-If you have a medical professional who gets it, see if they’ll help talk to the professional who doesn’t. It can be amazing how far the word of a doctor who knows and trusts you will get you.
-Make friends with support staff. On good days, if you have them, try to learn the names of your team members. Be friendly, and always try to show gratitude for the work they do. This can make your visits much more pleasant, but also can build strong alliances you can use to get the care and understanding you deserve. When you nicely explain your limitations to support staff friends, they will often try to see if they or your doctor can accommodate you better.
Preparing for Appointments
-Build up an understanding that you are a reliable and organized patient. If you can bring in official records about your conditions (or diaries for self-reported conditions), you can help demonstrate that your accounts are reliable.
-Bring in brief handouts. Some clinicians can be impressed by and learn from information you bring in, as long as you can demonstrate that it comes from a reliable source. Consider whether having studies to cite or bringing printouts of relevant information might help get you and your healthcare workers on same page.
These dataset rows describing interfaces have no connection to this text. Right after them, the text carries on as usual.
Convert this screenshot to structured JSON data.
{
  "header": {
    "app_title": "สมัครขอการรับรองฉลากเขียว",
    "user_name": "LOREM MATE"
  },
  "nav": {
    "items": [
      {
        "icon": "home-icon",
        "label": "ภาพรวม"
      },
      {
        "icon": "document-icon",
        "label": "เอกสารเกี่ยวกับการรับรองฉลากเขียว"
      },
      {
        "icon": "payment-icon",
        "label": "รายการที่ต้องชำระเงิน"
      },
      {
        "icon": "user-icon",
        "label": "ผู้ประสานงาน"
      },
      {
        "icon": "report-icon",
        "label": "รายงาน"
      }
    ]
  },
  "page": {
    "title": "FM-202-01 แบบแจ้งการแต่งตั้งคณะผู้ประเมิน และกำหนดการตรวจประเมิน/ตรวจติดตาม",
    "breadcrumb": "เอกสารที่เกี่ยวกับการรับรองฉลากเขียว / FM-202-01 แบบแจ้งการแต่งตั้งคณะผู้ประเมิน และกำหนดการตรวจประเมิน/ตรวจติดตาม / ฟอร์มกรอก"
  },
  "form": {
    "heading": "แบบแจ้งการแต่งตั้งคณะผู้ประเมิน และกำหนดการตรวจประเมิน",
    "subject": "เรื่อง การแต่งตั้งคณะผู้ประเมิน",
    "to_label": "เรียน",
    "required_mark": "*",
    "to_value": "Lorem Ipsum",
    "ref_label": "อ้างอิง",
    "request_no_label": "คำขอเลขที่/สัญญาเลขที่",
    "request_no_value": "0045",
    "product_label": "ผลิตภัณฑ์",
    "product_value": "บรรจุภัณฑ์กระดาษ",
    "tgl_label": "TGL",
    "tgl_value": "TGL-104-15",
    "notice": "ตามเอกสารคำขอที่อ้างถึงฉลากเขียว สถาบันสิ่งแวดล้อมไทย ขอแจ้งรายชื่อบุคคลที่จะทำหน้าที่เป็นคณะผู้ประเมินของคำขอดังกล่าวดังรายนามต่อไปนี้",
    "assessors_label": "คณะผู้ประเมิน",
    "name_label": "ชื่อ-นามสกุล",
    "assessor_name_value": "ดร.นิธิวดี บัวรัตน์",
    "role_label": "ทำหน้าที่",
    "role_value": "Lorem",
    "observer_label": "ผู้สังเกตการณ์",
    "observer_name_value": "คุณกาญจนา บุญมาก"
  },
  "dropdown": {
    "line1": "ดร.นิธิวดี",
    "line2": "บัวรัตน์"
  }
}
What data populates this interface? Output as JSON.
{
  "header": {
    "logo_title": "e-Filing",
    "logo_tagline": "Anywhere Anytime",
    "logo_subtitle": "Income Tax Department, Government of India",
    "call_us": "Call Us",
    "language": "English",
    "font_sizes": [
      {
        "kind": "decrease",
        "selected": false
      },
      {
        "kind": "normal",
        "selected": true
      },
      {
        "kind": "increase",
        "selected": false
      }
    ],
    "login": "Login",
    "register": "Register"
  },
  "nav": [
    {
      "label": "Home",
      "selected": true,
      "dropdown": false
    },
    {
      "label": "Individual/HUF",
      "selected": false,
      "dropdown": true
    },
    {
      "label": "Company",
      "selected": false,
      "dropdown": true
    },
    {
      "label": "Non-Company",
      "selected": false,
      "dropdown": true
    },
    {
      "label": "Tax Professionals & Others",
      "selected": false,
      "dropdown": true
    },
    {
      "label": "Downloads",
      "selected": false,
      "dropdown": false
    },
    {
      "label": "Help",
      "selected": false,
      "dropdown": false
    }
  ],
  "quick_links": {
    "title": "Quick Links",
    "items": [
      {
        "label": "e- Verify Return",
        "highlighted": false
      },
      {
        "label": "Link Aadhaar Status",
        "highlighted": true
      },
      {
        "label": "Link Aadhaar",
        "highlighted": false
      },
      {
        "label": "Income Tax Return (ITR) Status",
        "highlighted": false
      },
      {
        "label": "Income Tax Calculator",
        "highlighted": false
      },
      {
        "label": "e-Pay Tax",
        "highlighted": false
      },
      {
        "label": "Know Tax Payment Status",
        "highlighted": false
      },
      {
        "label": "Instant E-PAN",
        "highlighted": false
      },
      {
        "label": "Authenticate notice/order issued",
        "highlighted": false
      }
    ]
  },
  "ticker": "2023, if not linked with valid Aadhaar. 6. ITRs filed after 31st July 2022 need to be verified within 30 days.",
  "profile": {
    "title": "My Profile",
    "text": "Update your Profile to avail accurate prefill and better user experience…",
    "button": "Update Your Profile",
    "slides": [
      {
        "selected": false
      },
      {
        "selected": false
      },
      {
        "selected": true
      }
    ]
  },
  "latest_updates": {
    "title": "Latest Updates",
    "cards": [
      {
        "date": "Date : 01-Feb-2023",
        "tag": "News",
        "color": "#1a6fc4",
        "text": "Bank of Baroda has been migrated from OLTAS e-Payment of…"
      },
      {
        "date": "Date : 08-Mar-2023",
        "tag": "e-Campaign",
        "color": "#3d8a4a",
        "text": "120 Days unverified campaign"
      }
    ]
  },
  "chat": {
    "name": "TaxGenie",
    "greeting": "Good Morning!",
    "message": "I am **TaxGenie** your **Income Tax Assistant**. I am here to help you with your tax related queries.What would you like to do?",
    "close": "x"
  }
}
-Bring in a list of the concerns you hope to discuss at your appointment. I wrote a post about how to do this and why. If you show you are prepared and know what you want out of the appointment, you will be more likely to have a chance to talk about what is important to you, including your fatigue.
Between-Visit Soul Searching and Self Care
-Try to muster patience for as long as it helps you obtain the support you require. Being a patient sometimes means accepting the good parts of our care along with the less good. Sometimes, this means working with people you don’t particularly like, or who sometimes treat you disrespectfully. If you have patience, this can give your healthcare team the chance to learn to trust you, and to learn how to improve your care. That said, do listen to yourself. It is healthy to recognize your limits and to remove yourself from situations that feel on the whole disrespectful or unhealthy.
-Find support. If you are having trouble being heard by your healthcare team, it can help to find supportive friends/family/therapists/health professionals/online communities to vent to. This can help you feel heard and understood, even when it can’t be by parts of your healthcare team.
-If you have options, keep yourself open to the idea of changing where you seek healthcare. Not all healthcare providers have the capacity to grasp what you’re up against, or to help you. At some points, your best strategy will be to start working with someone new.